Vincent Perez did huge preparation to play the role of Le Corbusier and his director is delighted with the result. Francesco Sciana plays Badovici but casting the lead proved a surprisingly challenging task. An incredible 35 actresses were attached over the preparation time. "Three or four were paid, contracted, but for one reason or another they fell through," McGuckian found the experience eye-opening and "really, really disappointing." She says, "All these actresses who complain that there aren't lead roles for women and then when you offer them a lead role, they panic. The Helen Mirrens and Judi Denchs of the world always wanted to play great roles so they would go in search of great roles."
Times and attitudes have changed she explains, "These girls are searching endorsements. All of the girls I was talking to had a major endorsement so for instance, one of them wasn't allowed cut her hair so she couldn't play the part. I had to talk to cosmetics companies to see a) could they be released from their schedule and b) what could we do to them?"

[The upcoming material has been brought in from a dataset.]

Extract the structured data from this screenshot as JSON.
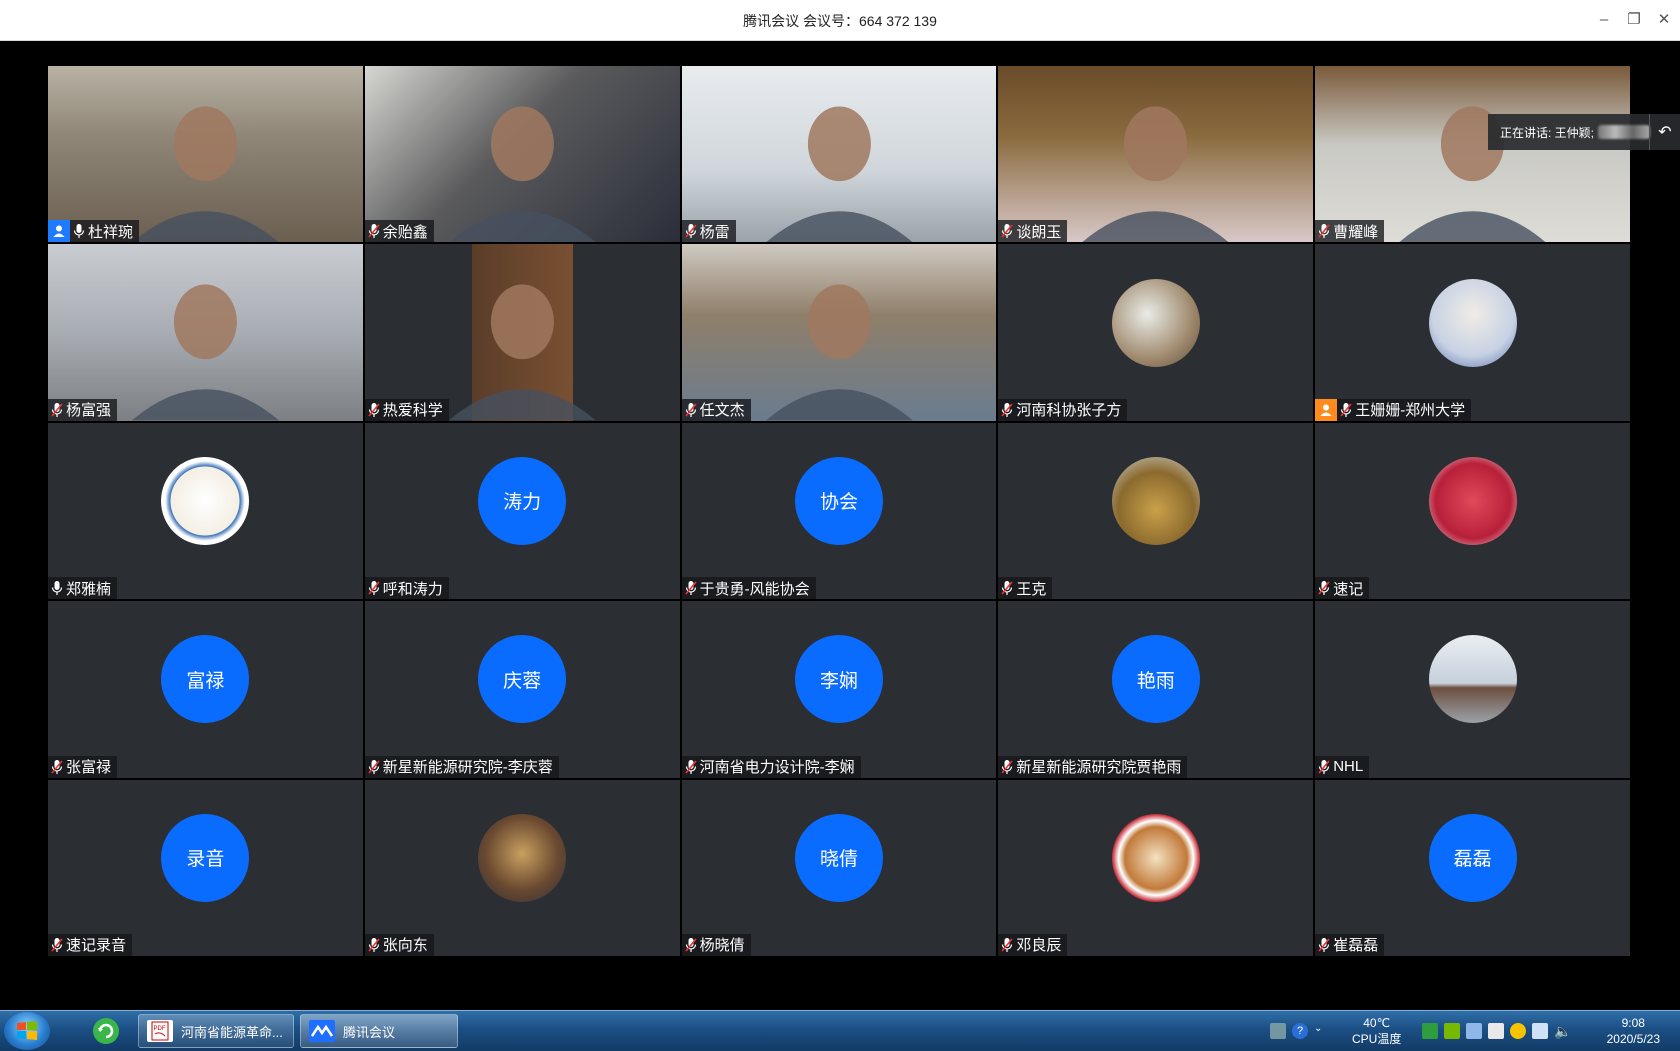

Casting issues notwithstanding, much of the film process felt, to its creator, like an external hand was guiding it, and in the end, she feels, the film got the lead it always required, Irish actor Orla Brady. "When you see it, you just know it is the right person. Also it was very important to Eileen Gray that she was recognised as Irish. That's why it was so important that Orla play her, and it's so important that it's premiering in Ireland too. JDIFF [The Jameson Dublin Film Festival] is a great event, I was so delighted to have been invited to premiere the film here."
Jennifer Gough, author of one of the most important books on Eileen Gray, calls it "going over to the Gray side" and there was such an enormous amount of help and willingness given by experts on Gray that there will be a documentary by Marco Orsini to accompany the film, as well as a book of stills by Julian Lennon, and Morissette is releasing a version of a Damia classic.
Completion of the film will mark the end of the odyssey on the Gray side that Mary McGuckian cannot have foreseen. She has little trace of her Antrim accent left, in part she says because she was sent to boarding school in the south in her teens and in part because she says it's always "chameleonic", it changes according to with whom she is speaking.
She describes her own life as being in a little bit of flux at the moment. Just returned from LA she says, "I don't know where I'm based, I'm in the middle of figuring it out! Though really the last few years I have been based in Ireland."
Her marriage to actor John Lynch ended in recent years, according to one report in divorce, to another in annulment.
She shakes her head,"I can tell you honestly I don't know what's going on. It's still getting sorted out. We were married in 1997, though we were together from 1993, so 18 years. I didn't see it coming."
But with endings come new beginnings. She does not actually turn 50 until May and is looking forward to new experiences and adventures beyond the Gray side.
The 13th Jameson Dublin International Film Festival takes place from March 19-29. The full line-up for the Festival programme will be announced on February 25 and will include exciting themed strands, along with a host of special guests and special events. www.jdiff.com